Global Diversity  - the Context of Leadership

3. Graduates will demonstrate familiarity with the diversity of theories, practices, and global contexts of missional leadership. 

By the end of the program, students will have:

  • Distinguished issues of modernity/postmodernity impacting their local ministries/missions
  • Identified the effects of globalization on their local contexts and churches
  • Developed missiological plans of engagement that reflect both local and global dimensions

Lifelong Learning in a Diverse Community - the Continuing Development of Leadership

4. Graduates will employ a lifelong learning posture that values peer learning with diverse persons as well as reflection on practice. 

By the end of the program, students will have:

  • Developed and fulfilled personal learning plans
  • Investigated adult learning principles
  • Participated in a diverse community of learning that incorporated peer learning and reflection on practice

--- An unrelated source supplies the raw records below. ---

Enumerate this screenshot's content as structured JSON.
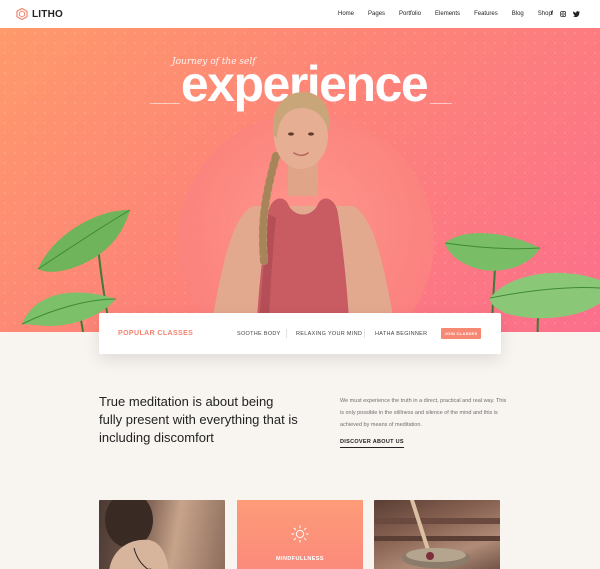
{
  "brand": {
    "name": "LITHO",
    "accent": "#f0846e"
  },
  "nav": {
    "items": [
      {
        "label": "Home"
      },
      {
        "label": "Pages"
      },
      {
        "label": "Portfolio"
      },
      {
        "label": "Elements"
      },
      {
        "label": "Features"
      },
      {
        "label": "Blog"
      },
      {
        "label": "Shop"
      }
    ],
    "social": [
      "facebook-icon",
      "instagram-icon",
      "twitter-icon"
    ]
  },
  "hero": {
    "tagline": "Journey of the self",
    "headline": "experience"
  },
  "classes": {
    "title": "POPULAR CLASSES",
    "links": [
      "SOOTHE BODY",
      "RELAXING YOUR MIND",
      "HATHA BEGINNER"
    ],
    "cta": "JOIN CLASSES"
  },
  "intro": {
    "quote": "True meditation is about being fully present with everything that is including discomfort",
    "description": "We must experience the truth in a direct, practical and real way. This is only possible in the stillness and silence of the mind and this is achieved by means of meditation.",
    "link": "DISCOVER ABOUT US"
  },
  "cards": [
    {
      "label": ""
    },
    {
      "label": "MINDFULLNESS",
      "icon": "sun-icon"
    },
    {
      "label": ""
    }
  ]
}
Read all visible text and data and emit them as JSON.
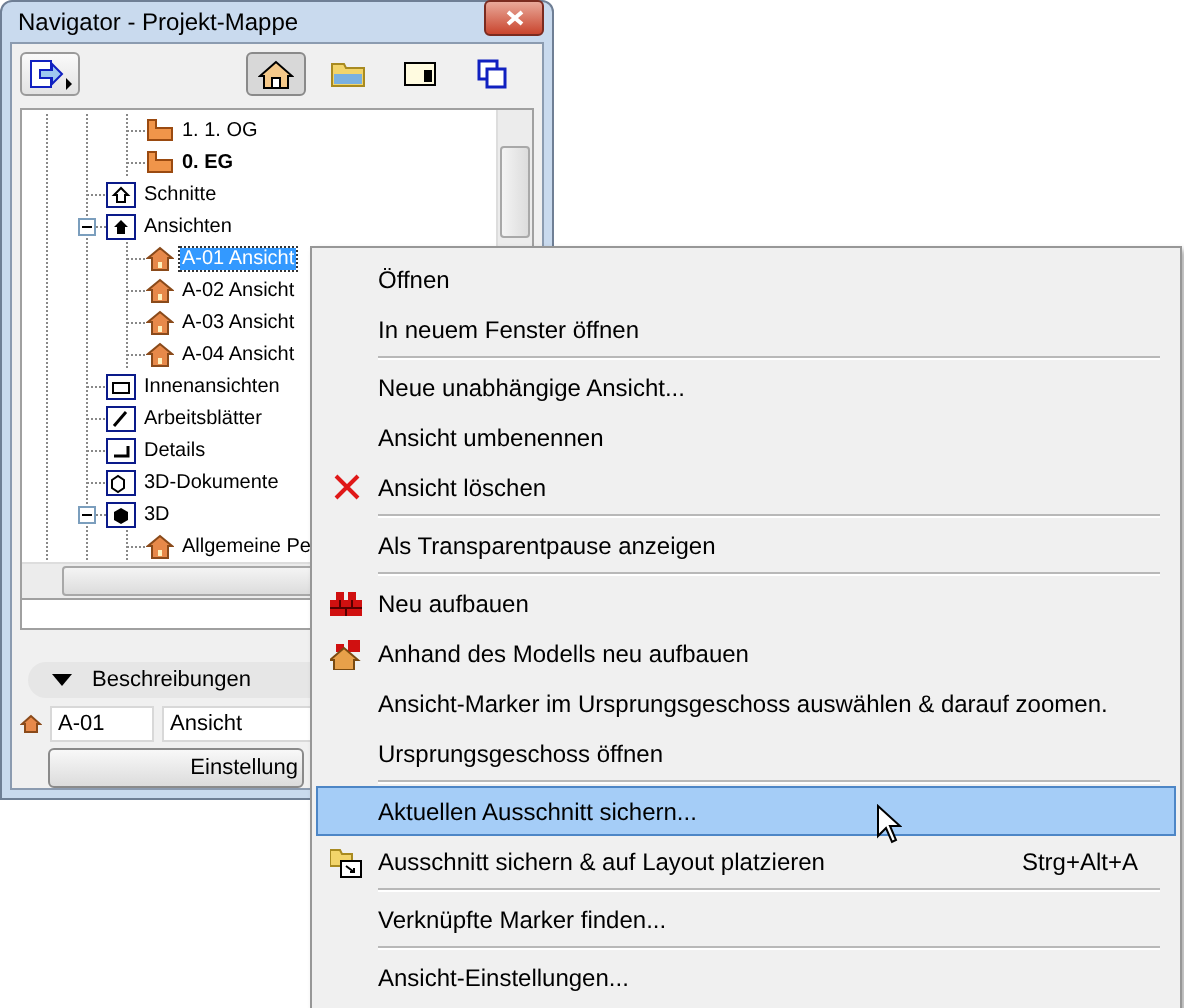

Organizational Dynamics  - the Implementation of Leadership

5. Graduates will examine various organizational dynamics and apply selected administrative theories. 

By the end of the program, students will have:

  • Observed their churches/organizations through a variety of organizational development theories
  • Evaluated their churches/organizations in order to diagnose health and offer prescriptives if necessary

Leadership Development and Character  - the Heart of Leadership

6. Graduates will implement a developmental perspective that prioritizes character/spiritual formation.

By the end of the program, students will have:

  • Described and evaluated their personal and ministry character/spiritual development
  • Designed and implemented plans for character/spiritual development and mentoring
  • Identified leadership emergence concepts to facilitate lifelong development as leaders

Typical MAGL Student

Who is the typical student in the MA in Global Leadership?

Average ministry experience: 8 years

Average Age: 38

Type of Ministry:

  • Pastoral ministry 52%
  • Missions and church planting 21.5%
  • Nonprofit, lay ministry, other 26.5%

Ministry Context:

US 65%

Other (over 80 countries) 35% A sampling of the locations in which students serve/have served: Afghanistan, Albania, Australia, Azerbaijan, Bangladesh, Bosnia, Brazil, Cambodia, Canada, China, Colombia, Cyprus, Czech Republic, Egypt, Ethiopia, Estonia, France, Germany, Ghana, Greece, Hong Kong, Hungary, India, Indonesia, Iran, Israel, Jamaica, Japan, Kenya, Korea, Liberia, Malaysia, Mexico, Mongolia, Morocco, Netherlands, Nigeria, Peru, Philippines, Portugal, Romania, Russia, Rwanda, Senegal, South Africa, South Korea, Spain, Sudan, Switzerland, Taiwan, Thailand, Tunisia, Turkey, Uganda, Ukraine, United Kingdom,Venezuela.

Learning while you lead alongside such a diverse group of leaders is one of the many strengths of the MAGL!

Total MAGL Graduates: 323

Total Current Students: 320